● **Work item**:
Which lines in the records below hold the word "Salary"? Copy each of them.
+++ Material for the task +++
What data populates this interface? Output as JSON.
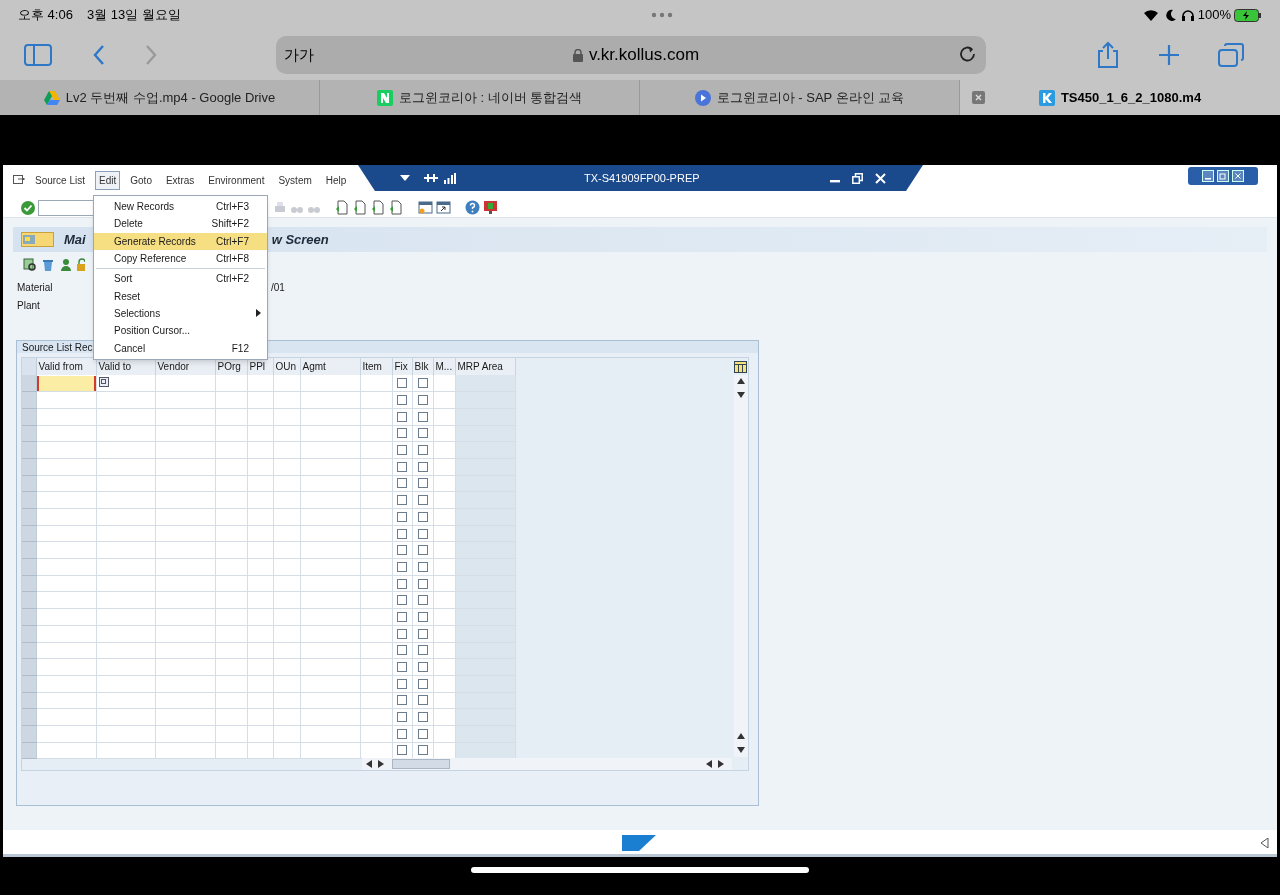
{
  "status_bar": {
    "time": "오후 4:06",
    "date": "3월 13일 월요일",
    "battery": "100%"
  },
  "browser": {
    "text_size_button": "가가",
    "url": "v.kr.kollus.com"
  },
  "tabs": [
    {
      "label": "Lv2 두번째 수업.mp4 - Google Drive",
      "kind": "drive",
      "selected": false
    },
    {
      "label": "로그윈코리아 : 네이버 통합검색",
      "kind": "naver",
      "selected": false
    },
    {
      "label": "로그윈코리아 - SAP 온라인 교육",
      "kind": "play",
      "selected": false
    },
    {
      "label": "TS450_1_6_2_1080.m4",
      "kind": "kollus",
      "selected": true
    }
  ],
  "sap": {
    "menu": [
      {
        "label": "Source List",
        "selected": false
      },
      {
        "label": "Edit",
        "selected": true
      },
      {
        "label": "Goto",
        "selected": false
      },
      {
        "label": "Extras",
        "selected": false
      },
      {
        "label": "Environment",
        "selected": false
      },
      {
        "label": "System",
        "selected": false
      },
      {
        "label": "Help",
        "selected": false
      }
    ],
    "system_title": "TX-S41909FP00-PREP",
    "screen_title_start": "Mai",
    "screen_title_end": "w Screen",
    "fields": [
      {
        "label": "Material",
        "value_visible": "/01"
      },
      {
        "label": "Plant"
      }
    ],
    "group_title": "Source List Rec",
    "table": {
      "columns": [
        "Valid from",
        "Valid to",
        "Vendor",
        "POrg",
        "PPl",
        "OUn",
        "Agmt",
        "Item",
        "Fix",
        "Blk",
        "M...",
        "MRP Area"
      ],
      "rows": [
        {
          "fix": false,
          "blk": false
        },
        {
          "fix": false,
          "blk": false
        },
        {
          "fix": false,
          "blk": false
        },
        {
          "fix": false,
          "blk": false
        },
        {
          "fix": false,
          "blk": false
        },
        {
          "fix": false,
          "blk": false
        },
        {
          "fix": false,
          "blk": false
        },
        {
          "fix": false,
          "blk": false
        },
        {
          "fix": false,
          "blk": false
        },
        {
          "fix": false,
          "blk": false
        },
        {
          "fix": false,
          "blk": false
        },
        {
          "fix": false,
          "blk": false
        },
        {
          "fix": false,
          "blk": false
        },
        {
          "fix": false,
          "blk": false
        },
        {
          "fix": false,
          "blk": false
        },
        {
          "fix": false,
          "blk": false
        },
        {
          "fix": false,
          "blk": false
        },
        {
          "fix": false,
          "blk": false
        },
        {
          "fix": false,
          "blk": false
        },
        {
          "fix": false,
          "blk": false
        },
        {
          "fix": false,
          "blk": false
        },
        {
          "fix": false,
          "blk": false
        },
        {
          "fix": false,
          "blk": false
        }
      ]
    },
    "edit_menu": [
      {
        "label": "New Records",
        "shortcut": "Ctrl+F3",
        "selected": false
      },
      {
        "label": "Delete",
        "shortcut": "Shift+F2",
        "selected": false
      },
      {
        "label": "Generate Records",
        "shortcut": "Ctrl+F7",
        "selected": true
      },
      {
        "label": "Copy Reference",
        "shortcut": "Ctrl+F8",
        "selected": false
      },
      {
        "label": "Sort",
        "shortcut": "Ctrl+F2",
        "selected": false,
        "separator_before": true
      },
      {
        "label": "Reset",
        "selected": false
      },
      {
        "label": "Selections",
        "selected": false,
        "submenu": true
      },
      {
        "label": "Position Cursor...",
        "selected": false
      },
      {
        "label": "Cancel",
        "shortcut": "F12",
        "selected": false
      }
    ]
  }
}
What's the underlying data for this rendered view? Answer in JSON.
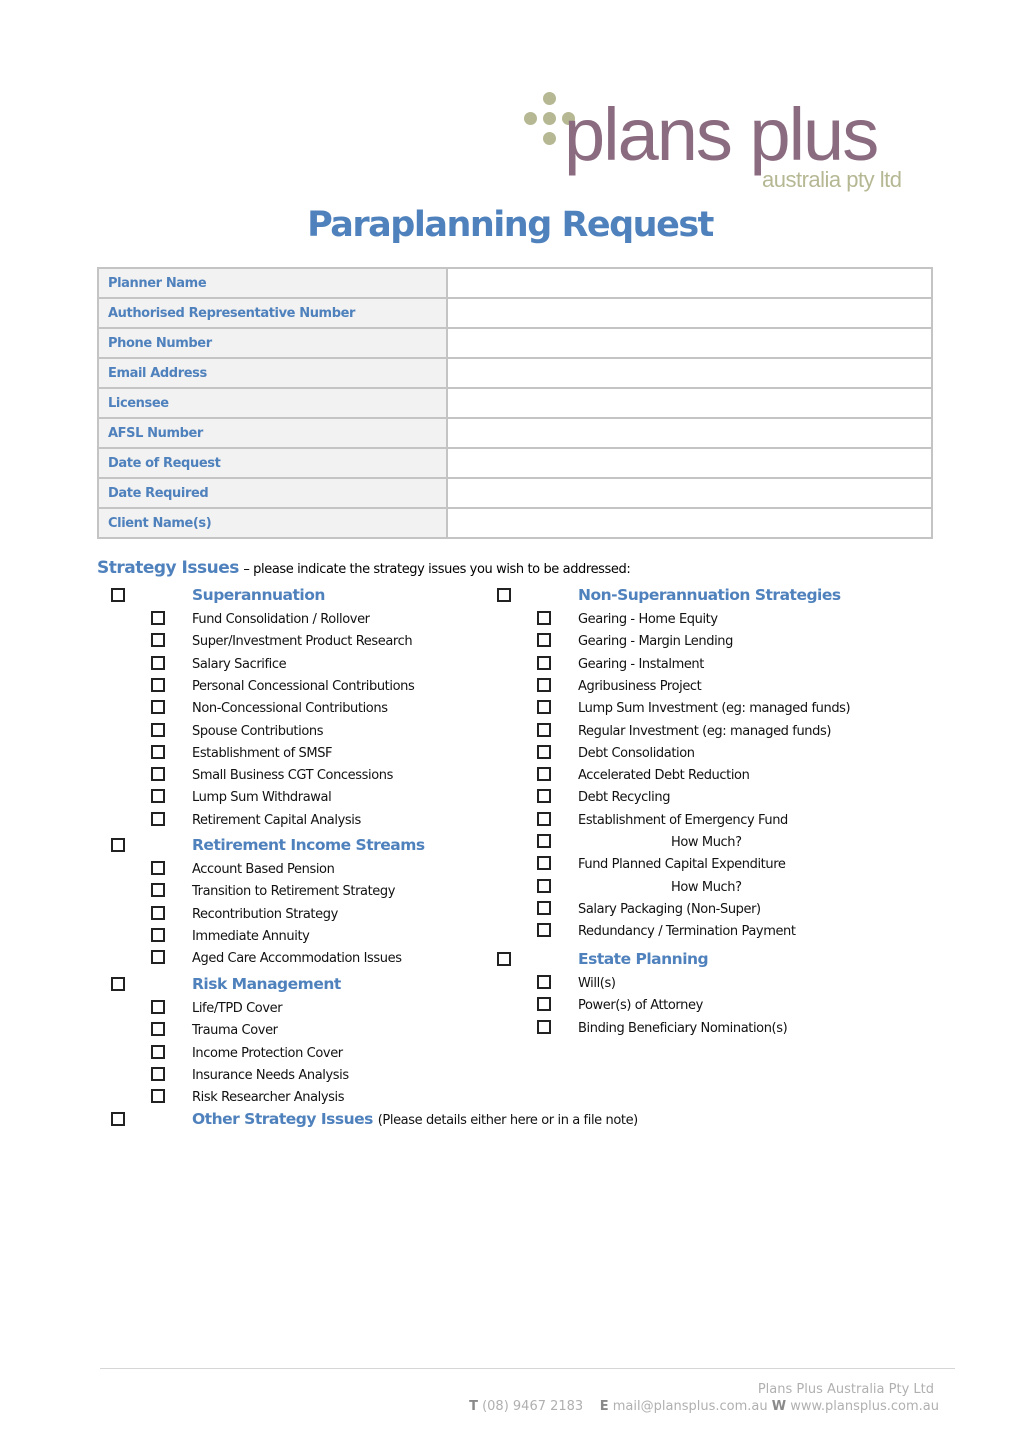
{
  "brand": {
    "logo_main": "plans plus",
    "logo_sub": "australia pty ltd",
    "main_color": "#8b6b80",
    "accent_color": "#b6b894"
  },
  "title": "Paraplanning Request",
  "form_fields": [
    {
      "label": "Planner Name",
      "value": ""
    },
    {
      "label": "Authorised Representative Number",
      "value": ""
    },
    {
      "label": "Phone Number",
      "value": ""
    },
    {
      "label": "Email Address",
      "value": ""
    },
    {
      "label": "Licensee",
      "value": ""
    },
    {
      "label": "AFSL Number",
      "value": ""
    },
    {
      "label": "Date of Request",
      "value": ""
    },
    {
      "label": "Date Required",
      "value": ""
    },
    {
      "label": "Client Name(s)",
      "value": ""
    }
  ],
  "strategy": {
    "heading": "Strategy Issues",
    "subheading": "– please indicate the strategy issues you wish to be addressed:",
    "left_column": [
      {
        "category": "Superannuation",
        "checked": false,
        "items": [
          "Fund Consolidation / Rollover",
          "Super/Investment Product Research",
          "Salary Sacrifice",
          "Personal Concessional Contributions",
          "Non-Concessional Contributions",
          "Spouse Contributions",
          "Establishment of SMSF",
          "Small Business CGT Concessions",
          "Lump Sum Withdrawal",
          "Retirement Capital Analysis"
        ]
      },
      {
        "category": "Retirement Income Streams",
        "checked": false,
        "items": [
          "Account Based Pension",
          "Transition to Retirement Strategy",
          "Recontribution Strategy",
          "Immediate Annuity",
          "Aged Care Accommodation Issues"
        ]
      },
      {
        "category": "Risk Management",
        "checked": false,
        "items": [
          "Life/TPD Cover",
          "Trauma Cover",
          "Income Protection Cover",
          "Insurance Needs Analysis",
          "Risk Researcher Analysis"
        ]
      },
      {
        "category": "Other Strategy Issues",
        "note": "(Please details either here or in a file note)",
        "checked": false,
        "items": []
      }
    ],
    "right_column": [
      {
        "category": "Non-Superannuation Strategies",
        "checked": false,
        "items": [
          "Gearing - Home Equity",
          "Gearing - Margin Lending",
          "Gearing - Instalment",
          "Agribusiness Project",
          "Lump Sum Investment (eg: managed funds)",
          "Regular Investment (eg: managed funds)",
          "Debt Consolidation",
          "Accelerated Debt Reduction",
          "Debt Recycling",
          "Establishment of Emergency Fund",
          "How Much?",
          "Fund Planned Capital Expenditure",
          "How Much?",
          "Salary Packaging (Non-Super)",
          "Redundancy / Termination Payment"
        ]
      },
      {
        "category": "Estate Planning",
        "checked": false,
        "items": [
          "Will(s)",
          "Power(s) of Attorney",
          "Binding Beneficiary Nomination(s)"
        ]
      }
    ]
  },
  "footer": {
    "company": "Plans Plus Australia Pty Ltd",
    "phone_label": "T",
    "phone": "(08) 9467 2183",
    "email_label": "E",
    "email": "mail@plansplus.com.au",
    "web_label": "W",
    "web": "www.plansplus.com.au"
  }
}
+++
● **Answer to this exercise**:
          "Salary Sacrifice",
          "Salary Packaging (Non-Super)",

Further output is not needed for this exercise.